* Dataset rows describing interfaces *

--------------------

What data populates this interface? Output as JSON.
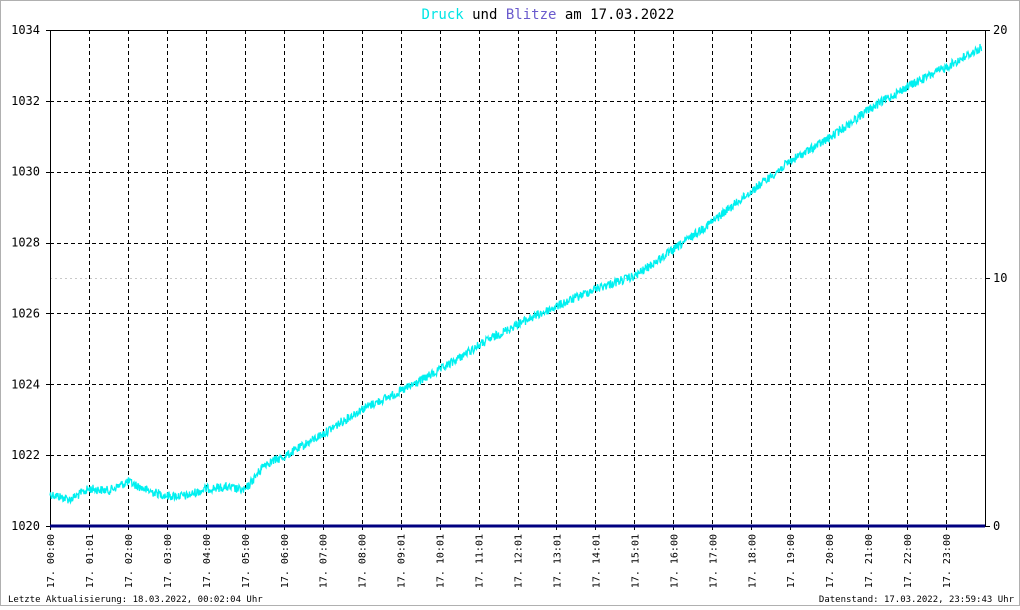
{
  "chart_data": {
    "type": "line",
    "title_parts": [
      "Druck",
      " und ",
      "Blitze",
      " am 17.03.2022"
    ],
    "title_colors": [
      "#00e5e5",
      "#000000",
      "#6a5acd",
      "#000000"
    ],
    "y_left_ticks": [
      "1020",
      "1022",
      "1024",
      "1026",
      "1028",
      "1030",
      "1032",
      "1034"
    ],
    "y_left_range": [
      1020,
      1034
    ],
    "y_right_ticks": [
      "0",
      "10",
      "20"
    ],
    "y_right_range": [
      0,
      20
    ],
    "x_range_hours": [
      0,
      24
    ],
    "x_ticks": [
      "17. 00:00",
      "17. 01:01",
      "17. 02:00",
      "17. 03:00",
      "17. 04:00",
      "17. 05:00",
      "17. 06:00",
      "17. 07:00",
      "17. 08:00",
      "17. 09:01",
      "17. 10:01",
      "17. 11:01",
      "17. 12:01",
      "17. 13:01",
      "17. 14:01",
      "17. 15:01",
      "17. 16:00",
      "17. 17:00",
      "17. 18:00",
      "17. 19:00",
      "17. 20:00",
      "17. 21:00",
      "17. 22:00",
      "17. 23:00"
    ],
    "grid": true,
    "series": [
      {
        "name": "Druck",
        "color": "#00f0f0",
        "axis": "left",
        "x_hours": [
          0,
          0.5,
          1,
          1.5,
          2,
          2.5,
          3,
          3.5,
          4,
          4.5,
          5,
          5.5,
          6,
          7,
          8,
          9,
          10,
          11,
          12,
          13,
          14,
          15,
          16,
          17,
          18,
          19,
          20,
          21,
          22,
          23,
          23.9
        ],
        "values": [
          1020.9,
          1020.75,
          1021.05,
          1021.0,
          1021.25,
          1021.0,
          1020.85,
          1020.85,
          1021.05,
          1021.1,
          1021.0,
          1021.75,
          1021.95,
          1022.6,
          1023.3,
          1023.8,
          1024.4,
          1025.1,
          1025.7,
          1026.2,
          1026.7,
          1027.05,
          1027.8,
          1028.6,
          1029.45,
          1030.3,
          1030.95,
          1031.75,
          1032.4,
          1032.95,
          1033.5
        ]
      },
      {
        "name": "Blitze",
        "color": "#000080",
        "axis": "right",
        "x_hours": [
          0,
          24
        ],
        "values": [
          0,
          0
        ]
      }
    ]
  },
  "footer": {
    "left": "Letzte Aktualisierung: 18.03.2022, 00:02:04 Uhr",
    "right": "Datenstand: 17.03.2022, 23:59:43 Uhr"
  }
}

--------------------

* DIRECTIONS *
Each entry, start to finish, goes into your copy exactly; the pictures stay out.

* PROBLEM SOLUTION *
What data populates this interface? Output as JSON.
{
  "chart_data": {
    "type": "line",
    "title_parts": [
      "Druck",
      " und ",
      "Blitze",
      " am 17.03.2022"
    ],
    "title_colors": [
      "#00e5e5",
      "#000000",
      "#6a5acd",
      "#000000"
    ],
    "y_left_ticks": [
      "1020",
      "1022",
      "1024",
      "1026",
      "1028",
      "1030",
      "1032",
      "1034"
    ],
    "y_left_range": [
      1020,
      1034
    ],
    "y_right_ticks": [
      "0",
      "10",
      "20"
    ],
    "y_right_range": [
      0,
      20
    ],
    "x_range_hours": [
      0,
      24
    ],
    "x_ticks": [
      "17. 00:00",
      "17. 01:01",
      "17. 02:00",
      "17. 03:00",
      "17. 04:00",
      "17. 05:00",
      "17. 06:00",
      "17. 07:00",
      "17. 08:00",
      "17. 09:01",
      "17. 10:01",
      "17. 11:01",
      "17. 12:01",
      "17. 13:01",
      "17. 14:01",
      "17. 15:01",
      "17. 16:00",
      "17. 17:00",
      "17. 18:00",
      "17. 19:00",
      "17. 20:00",
      "17. 21:00",
      "17. 22:00",
      "17. 23:00"
    ],
    "grid": true,
    "series": [
      {
        "name": "Druck",
        "color": "#00f0f0",
        "axis": "left",
        "x_hours": [
          0,
          0.5,
          1,
          1.5,
          2,
          2.5,
          3,
          3.5,
          4,
          4.5,
          5,
          5.5,
          6,
          7,
          8,
          9,
          10,
          11,
          12,
          13,
          14,
          15,
          16,
          17,
          18,
          19,
          20,
          21,
          22,
          23,
          23.9
        ],
        "values": [
          1020.9,
          1020.75,
          1021.05,
          1021.0,
          1021.25,
          1021.0,
          1020.85,
          1020.85,
          1021.05,
          1021.1,
          1021.0,
          1021.75,
          1021.95,
          1022.6,
          1023.3,
          1023.8,
          1024.4,
          1025.1,
          1025.7,
          1026.2,
          1026.7,
          1027.05,
          1027.8,
          1028.6,
          1029.45,
          1030.3,
          1030.95,
          1031.75,
          1032.4,
          1032.95,
          1033.5
        ]
      },
      {
        "name": "Blitze",
        "color": "#000080",
        "axis": "right",
        "x_hours": [
          0,
          24
        ],
        "values": [
          0,
          0
        ]
      }
    ]
  },
  "footer": {
    "left": "Letzte Aktualisierung: 18.03.2022, 00:02:04 Uhr",
    "right": "Datenstand: 17.03.2022, 23:59:43 Uhr"
  }
}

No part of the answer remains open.